**PROBLEM DESCRIPTION**.
Your answer should consist of each line from the data below that contains "title".

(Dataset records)
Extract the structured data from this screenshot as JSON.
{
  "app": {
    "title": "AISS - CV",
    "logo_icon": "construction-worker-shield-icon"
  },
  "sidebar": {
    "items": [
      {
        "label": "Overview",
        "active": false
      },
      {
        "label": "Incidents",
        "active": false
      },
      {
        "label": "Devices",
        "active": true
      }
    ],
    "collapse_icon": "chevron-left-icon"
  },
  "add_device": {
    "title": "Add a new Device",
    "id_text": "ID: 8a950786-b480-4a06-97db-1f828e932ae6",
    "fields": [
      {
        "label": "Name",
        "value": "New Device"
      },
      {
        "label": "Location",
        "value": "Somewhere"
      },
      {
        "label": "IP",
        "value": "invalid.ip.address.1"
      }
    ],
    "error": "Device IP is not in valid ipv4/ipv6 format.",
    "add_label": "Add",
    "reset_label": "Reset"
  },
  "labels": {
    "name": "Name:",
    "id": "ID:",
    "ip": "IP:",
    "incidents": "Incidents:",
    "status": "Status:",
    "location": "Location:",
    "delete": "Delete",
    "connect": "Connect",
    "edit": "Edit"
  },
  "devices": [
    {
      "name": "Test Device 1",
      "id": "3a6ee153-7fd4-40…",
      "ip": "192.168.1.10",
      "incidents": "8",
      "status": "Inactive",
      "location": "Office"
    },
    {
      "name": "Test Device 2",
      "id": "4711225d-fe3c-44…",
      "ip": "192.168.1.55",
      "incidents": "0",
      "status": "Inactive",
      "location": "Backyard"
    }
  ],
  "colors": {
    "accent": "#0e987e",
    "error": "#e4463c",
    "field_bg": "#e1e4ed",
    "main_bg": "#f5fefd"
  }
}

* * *

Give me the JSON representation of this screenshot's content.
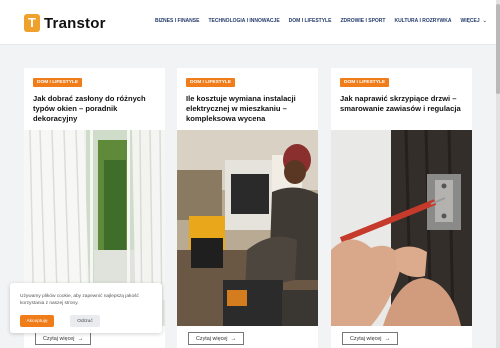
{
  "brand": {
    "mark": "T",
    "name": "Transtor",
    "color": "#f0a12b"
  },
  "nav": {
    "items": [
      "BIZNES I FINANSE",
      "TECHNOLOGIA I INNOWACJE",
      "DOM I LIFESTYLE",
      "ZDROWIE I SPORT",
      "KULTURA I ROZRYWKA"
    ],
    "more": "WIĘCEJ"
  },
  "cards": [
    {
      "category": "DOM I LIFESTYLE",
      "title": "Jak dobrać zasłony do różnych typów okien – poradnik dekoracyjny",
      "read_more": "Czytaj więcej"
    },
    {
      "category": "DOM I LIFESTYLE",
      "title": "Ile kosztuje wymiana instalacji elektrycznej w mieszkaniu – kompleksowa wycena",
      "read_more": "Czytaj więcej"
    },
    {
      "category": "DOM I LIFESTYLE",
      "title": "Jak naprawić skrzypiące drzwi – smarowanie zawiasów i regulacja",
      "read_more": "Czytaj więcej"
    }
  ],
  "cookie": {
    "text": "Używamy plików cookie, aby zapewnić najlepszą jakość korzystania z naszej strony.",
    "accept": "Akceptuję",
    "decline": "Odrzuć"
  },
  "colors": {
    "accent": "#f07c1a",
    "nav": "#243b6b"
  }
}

**OUTPUT**.
    "title": "AISS - CV",
    "title": "Add a new Device",
      "title": "Jak dobrać zasłony do różnych typów okien – poradnik dekoracyjny",
      "title": "Ile kosztuje wymiana instalacji elektrycznej w mieszkaniu – kompleksowa wycena",
      "title": "Jak naprawić skrzypiące drzwi – smarowanie zawiasów i regulacja",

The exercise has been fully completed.